Join my public group Stop Diabetes Now! with Pat Collins on Facebook to get to know me and get tips on how to improve your quality of life. Learn more about my diabetes prevention program at www.medadvocate.net.

Read Pat’s Member Spotlight, Getting Older Doesn’t Mean Being Sick, to learn more about her work.

[author] [author_image timthumb=’on’]http://medadvocate.net/wp-content/uploads/2015/06/Pat-headshot-5-200×300.jpg[/author_image] [author_info]Pat Collins is the owner of MedAdvocate, Knoxville’s first Healthcare Consultant for families and individuals facing chronic healthcare issues. Her long career in the medical field qualifies her to chart a course specific for each client. Pat graduated from Samford University School of Pharmacy (now McWhorter School of Pharmacy) in Birmingham, AL. She worked as a Retail Pharmacist for more than 20 years. Now Pat troubleshoots health concerns that can’t be solved in a 7-minute office visit to improve quality of life for her clients. Pat has been where many of her clients are – trying to care for aging parents who still treat you like you are 10 years old. Her mom’s hastened death is suspected due to a medication that was later pulled off the market, something Pat doesn’t want anyone else to experience. Contact Pat Collins at www.medadvocate.net and learn more about her Stop Diabetes Now! program.[/author_info] [/author]

 

 

By | 2017-10-12T11:04:28+00:00 September 15th, 2016|Live Your Mission, Member Contributor|2 Comments

About the Author:

2 Comments

  1. Carrie Wagner September 15, 2016 at 5:07 pm - Reply

    Pat is very knowledgeable and compassionate about health issues that her clients are dealing with. Her class is also a great way to educate more people to avoid an autoimmune disorder.

  2. Sue Corbran September 17, 2016 at 1:36 am - Reply

    It’s definitely good to be informed about the potential risks when it comes to something that could drastically change your quality of life. I appreciate your willingness to share. I can identify with most of them, but thankfully, I am not diabetic.

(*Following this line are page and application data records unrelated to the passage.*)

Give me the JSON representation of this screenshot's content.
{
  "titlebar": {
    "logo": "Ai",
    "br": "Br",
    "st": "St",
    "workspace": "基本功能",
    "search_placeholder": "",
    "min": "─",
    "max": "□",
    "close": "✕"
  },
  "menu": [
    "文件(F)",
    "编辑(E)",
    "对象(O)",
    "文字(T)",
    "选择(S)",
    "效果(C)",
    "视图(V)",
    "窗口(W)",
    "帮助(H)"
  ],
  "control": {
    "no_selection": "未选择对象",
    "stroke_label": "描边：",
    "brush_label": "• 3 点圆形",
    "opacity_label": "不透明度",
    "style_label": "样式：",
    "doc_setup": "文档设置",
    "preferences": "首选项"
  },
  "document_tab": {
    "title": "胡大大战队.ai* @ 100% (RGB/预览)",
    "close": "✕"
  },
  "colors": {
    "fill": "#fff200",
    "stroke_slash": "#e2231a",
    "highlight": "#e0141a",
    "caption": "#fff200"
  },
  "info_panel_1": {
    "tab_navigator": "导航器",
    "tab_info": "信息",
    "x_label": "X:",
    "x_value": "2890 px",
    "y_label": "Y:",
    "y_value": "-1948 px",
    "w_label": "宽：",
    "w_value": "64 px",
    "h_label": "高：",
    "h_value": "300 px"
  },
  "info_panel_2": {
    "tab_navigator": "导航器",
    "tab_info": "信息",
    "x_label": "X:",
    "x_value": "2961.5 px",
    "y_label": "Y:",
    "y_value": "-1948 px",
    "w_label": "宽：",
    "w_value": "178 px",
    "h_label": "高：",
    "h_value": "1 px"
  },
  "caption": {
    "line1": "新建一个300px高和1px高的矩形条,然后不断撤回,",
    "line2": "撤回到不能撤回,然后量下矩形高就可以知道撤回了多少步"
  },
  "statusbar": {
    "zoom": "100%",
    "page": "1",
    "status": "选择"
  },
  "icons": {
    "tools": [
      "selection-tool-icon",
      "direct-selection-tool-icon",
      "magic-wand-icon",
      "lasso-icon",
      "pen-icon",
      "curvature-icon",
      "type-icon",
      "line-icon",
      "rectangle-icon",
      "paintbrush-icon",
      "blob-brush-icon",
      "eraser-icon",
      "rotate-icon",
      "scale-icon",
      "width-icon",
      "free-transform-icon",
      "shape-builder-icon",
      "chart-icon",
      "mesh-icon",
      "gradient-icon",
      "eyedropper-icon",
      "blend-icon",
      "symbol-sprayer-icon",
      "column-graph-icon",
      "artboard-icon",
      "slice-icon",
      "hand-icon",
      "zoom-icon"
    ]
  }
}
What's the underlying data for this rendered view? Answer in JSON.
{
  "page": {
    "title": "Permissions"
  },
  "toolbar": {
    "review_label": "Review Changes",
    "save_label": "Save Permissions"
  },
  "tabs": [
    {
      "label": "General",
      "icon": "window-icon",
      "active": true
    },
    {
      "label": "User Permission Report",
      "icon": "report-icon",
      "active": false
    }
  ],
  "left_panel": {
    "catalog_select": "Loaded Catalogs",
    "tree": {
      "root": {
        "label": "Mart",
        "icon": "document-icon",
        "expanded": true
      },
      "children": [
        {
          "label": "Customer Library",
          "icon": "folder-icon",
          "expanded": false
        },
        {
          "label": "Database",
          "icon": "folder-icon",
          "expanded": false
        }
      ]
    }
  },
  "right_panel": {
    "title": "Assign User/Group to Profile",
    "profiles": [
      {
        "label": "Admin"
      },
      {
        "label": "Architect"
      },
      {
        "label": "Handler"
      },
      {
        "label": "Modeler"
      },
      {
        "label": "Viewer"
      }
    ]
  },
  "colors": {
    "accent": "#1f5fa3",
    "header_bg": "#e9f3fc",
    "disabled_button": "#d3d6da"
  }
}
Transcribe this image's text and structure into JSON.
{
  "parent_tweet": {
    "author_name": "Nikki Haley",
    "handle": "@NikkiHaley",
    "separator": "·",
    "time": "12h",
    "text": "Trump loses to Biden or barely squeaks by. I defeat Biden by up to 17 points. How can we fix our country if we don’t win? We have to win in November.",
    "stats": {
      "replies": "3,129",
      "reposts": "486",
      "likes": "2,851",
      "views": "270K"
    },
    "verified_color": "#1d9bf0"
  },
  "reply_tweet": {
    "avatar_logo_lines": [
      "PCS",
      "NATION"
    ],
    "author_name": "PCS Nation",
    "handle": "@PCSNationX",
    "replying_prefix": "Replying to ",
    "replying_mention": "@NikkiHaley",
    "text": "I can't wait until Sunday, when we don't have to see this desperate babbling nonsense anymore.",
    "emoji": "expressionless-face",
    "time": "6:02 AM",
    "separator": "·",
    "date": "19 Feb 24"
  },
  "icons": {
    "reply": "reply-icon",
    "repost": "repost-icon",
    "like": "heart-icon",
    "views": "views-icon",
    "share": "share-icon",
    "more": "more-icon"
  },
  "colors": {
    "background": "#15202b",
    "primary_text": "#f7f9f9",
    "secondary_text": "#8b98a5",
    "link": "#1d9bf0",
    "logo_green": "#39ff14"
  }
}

But even though I’m not now, I should continue to take care of myself, so I can maintain a good quality of life. Thanks Pat!

Leave A Comment